[Extracted records]
[Start of section]

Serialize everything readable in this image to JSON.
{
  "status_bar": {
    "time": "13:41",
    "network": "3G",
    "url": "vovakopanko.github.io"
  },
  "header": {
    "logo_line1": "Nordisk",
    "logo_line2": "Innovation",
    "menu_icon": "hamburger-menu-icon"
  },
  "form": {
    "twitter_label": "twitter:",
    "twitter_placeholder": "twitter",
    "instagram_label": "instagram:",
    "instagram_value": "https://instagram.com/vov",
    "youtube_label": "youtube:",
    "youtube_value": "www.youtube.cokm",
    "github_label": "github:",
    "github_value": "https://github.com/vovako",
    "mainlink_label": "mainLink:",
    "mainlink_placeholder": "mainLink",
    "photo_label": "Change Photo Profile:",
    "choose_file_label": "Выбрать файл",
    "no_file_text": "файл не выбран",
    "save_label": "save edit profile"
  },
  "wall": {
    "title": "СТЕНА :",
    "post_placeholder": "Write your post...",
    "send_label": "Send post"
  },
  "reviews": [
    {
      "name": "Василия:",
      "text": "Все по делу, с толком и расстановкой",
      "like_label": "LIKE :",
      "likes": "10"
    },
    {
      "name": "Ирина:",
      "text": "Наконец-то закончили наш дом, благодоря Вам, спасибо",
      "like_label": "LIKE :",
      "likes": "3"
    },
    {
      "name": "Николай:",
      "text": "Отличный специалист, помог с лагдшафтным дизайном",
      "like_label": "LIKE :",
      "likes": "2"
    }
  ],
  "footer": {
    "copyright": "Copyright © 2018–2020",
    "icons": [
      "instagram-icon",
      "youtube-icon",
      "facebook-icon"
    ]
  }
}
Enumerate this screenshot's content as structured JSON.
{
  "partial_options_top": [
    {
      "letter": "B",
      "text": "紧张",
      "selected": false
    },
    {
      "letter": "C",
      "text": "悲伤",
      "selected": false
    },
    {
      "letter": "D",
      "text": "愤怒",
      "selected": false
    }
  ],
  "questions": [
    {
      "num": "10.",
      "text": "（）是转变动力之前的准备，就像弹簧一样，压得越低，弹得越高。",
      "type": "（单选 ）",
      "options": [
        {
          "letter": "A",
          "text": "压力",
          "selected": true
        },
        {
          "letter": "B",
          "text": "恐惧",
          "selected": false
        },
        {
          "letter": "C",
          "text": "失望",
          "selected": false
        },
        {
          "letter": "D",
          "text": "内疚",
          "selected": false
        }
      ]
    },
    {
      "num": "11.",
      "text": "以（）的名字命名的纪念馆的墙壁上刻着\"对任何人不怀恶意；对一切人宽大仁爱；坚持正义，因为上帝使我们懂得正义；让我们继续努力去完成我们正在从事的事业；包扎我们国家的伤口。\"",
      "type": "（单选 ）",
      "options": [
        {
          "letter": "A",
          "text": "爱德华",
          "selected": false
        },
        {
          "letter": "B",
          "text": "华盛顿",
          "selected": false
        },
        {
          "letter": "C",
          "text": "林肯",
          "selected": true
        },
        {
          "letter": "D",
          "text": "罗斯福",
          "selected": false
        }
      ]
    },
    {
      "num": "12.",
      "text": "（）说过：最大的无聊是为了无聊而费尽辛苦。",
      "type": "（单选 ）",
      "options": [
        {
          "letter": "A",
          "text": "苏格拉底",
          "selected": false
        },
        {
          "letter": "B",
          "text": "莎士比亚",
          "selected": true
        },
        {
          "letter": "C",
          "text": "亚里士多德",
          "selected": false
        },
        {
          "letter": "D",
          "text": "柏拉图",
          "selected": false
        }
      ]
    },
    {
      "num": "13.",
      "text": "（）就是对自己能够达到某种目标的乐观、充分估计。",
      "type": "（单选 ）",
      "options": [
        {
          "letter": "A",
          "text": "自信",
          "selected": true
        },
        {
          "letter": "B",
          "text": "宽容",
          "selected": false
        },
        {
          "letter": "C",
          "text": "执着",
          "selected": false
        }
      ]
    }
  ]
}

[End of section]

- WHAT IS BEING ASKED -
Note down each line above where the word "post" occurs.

- SOLUTION TO THIS PROBLEM -
    "post_placeholder": "Write your post...",
    "send_label": "Send post"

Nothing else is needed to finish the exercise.